:: WORK TO COMPLETE ::
In the data below, how many lines contain the string "title"? Give only the number.

Element data from apps and pages:
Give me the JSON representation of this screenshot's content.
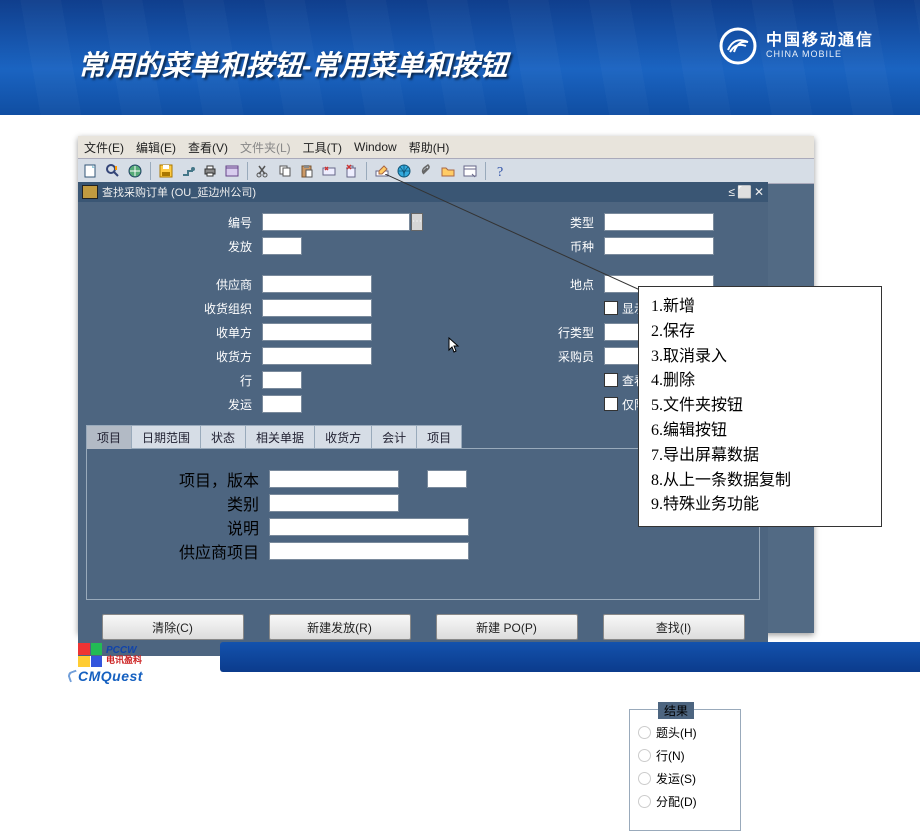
{
  "slide": {
    "title": "常用的菜单和按钮-常用菜单和按钮",
    "brand_cn": "中国移动通信",
    "brand_en": "CHINA MOBILE"
  },
  "menu": {
    "file": "文件(E)",
    "edit": "编辑(E)",
    "view": "查看(V)",
    "folder": "文件夹(L)",
    "tools": "工具(T)",
    "window": "Window",
    "help": "帮助(H)"
  },
  "mdi": {
    "title": "查找采购订单 (OU_延边州公司)"
  },
  "labels": {
    "number": "编号",
    "type": "类型",
    "release": "发放",
    "currency": "币种",
    "supplier": "供应商",
    "site": "地点",
    "receiving_org": "收货组织",
    "show_ext": "显示外部地点(Q)",
    "ship_to": "收单方",
    "line_type": "行类型",
    "bill_to": "收货方",
    "buyer": "采购员",
    "line": "行",
    "view_releases": "查看发放(A)",
    "shipment": "发运",
    "limit_vmi": "仅限于 VMI..."
  },
  "tabs": {
    "items": "项目",
    "date": "日期范围",
    "status": "状态",
    "related": "相关单据",
    "bill": "收货方",
    "account": "会计",
    "project": "项目"
  },
  "itemtab": {
    "itemrev": "项目，版本",
    "category": "类别",
    "desc": "说明",
    "supitem": "供应商项目"
  },
  "result": {
    "title": "结果",
    "header": "题头(H)",
    "lines": "行(N)",
    "ship": "发运(S)",
    "dist": "分配(D)"
  },
  "buttons": {
    "clear": "清除(C)",
    "new_release": "新建发放(R)",
    "new": "新建 PO(P)",
    "find": "查找(I)"
  },
  "annotation": {
    "1": "1.新增",
    "2": "2.保存",
    "3": "3.取消录入",
    "4": "4.删除",
    "5": "5.文件夹按钮",
    "6": "6.编辑按钮",
    "7": "7.导出屏幕数据",
    "8": "8.从上一条数据复制",
    "9": "9.特殊业务功能"
  },
  "footer": {
    "pccw1": "PCCW",
    "pccw2": "电讯盈科",
    "cmquest": "CMQuest"
  }
}
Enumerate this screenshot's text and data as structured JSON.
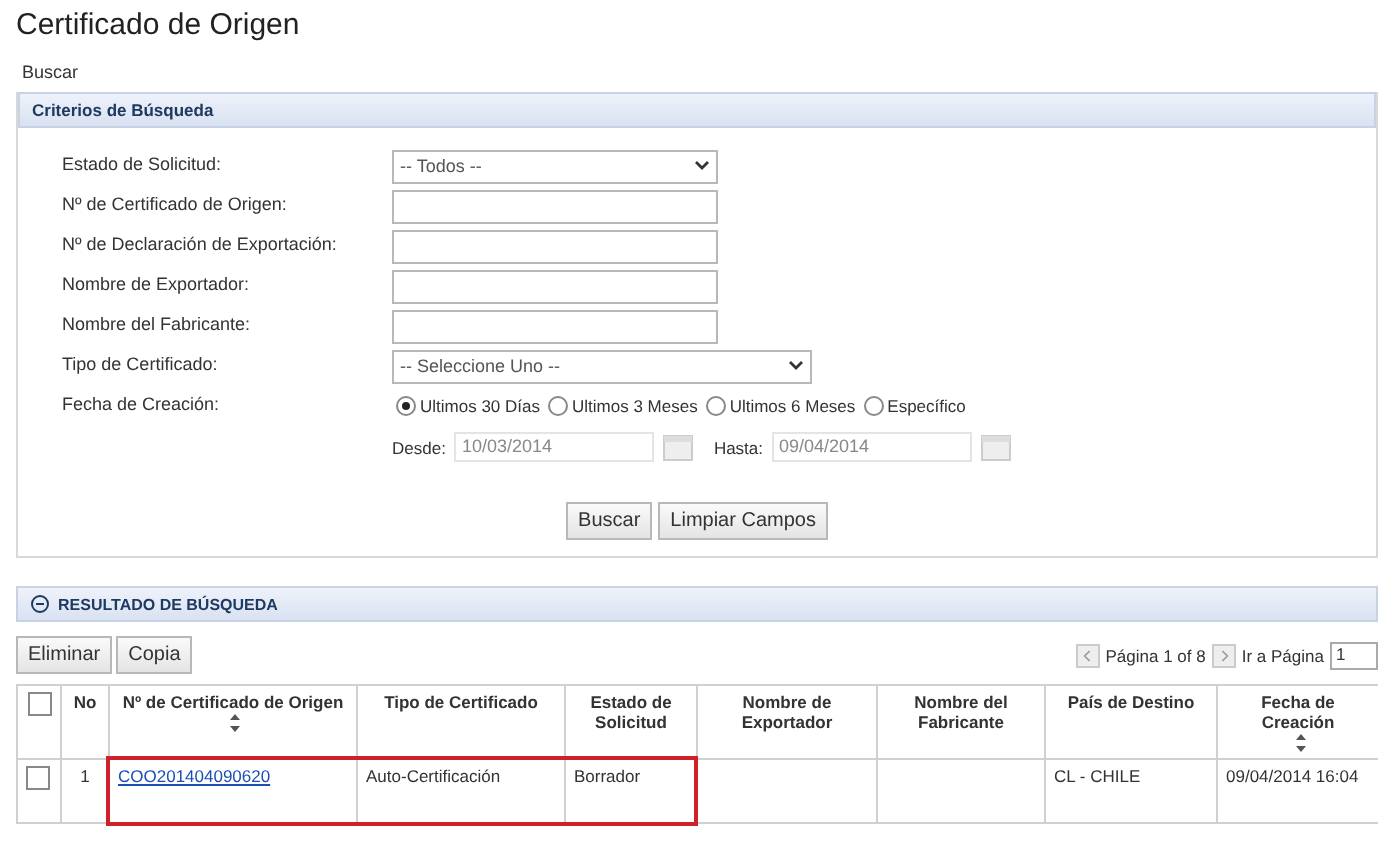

:: EXERCISE RESPONSE ::
3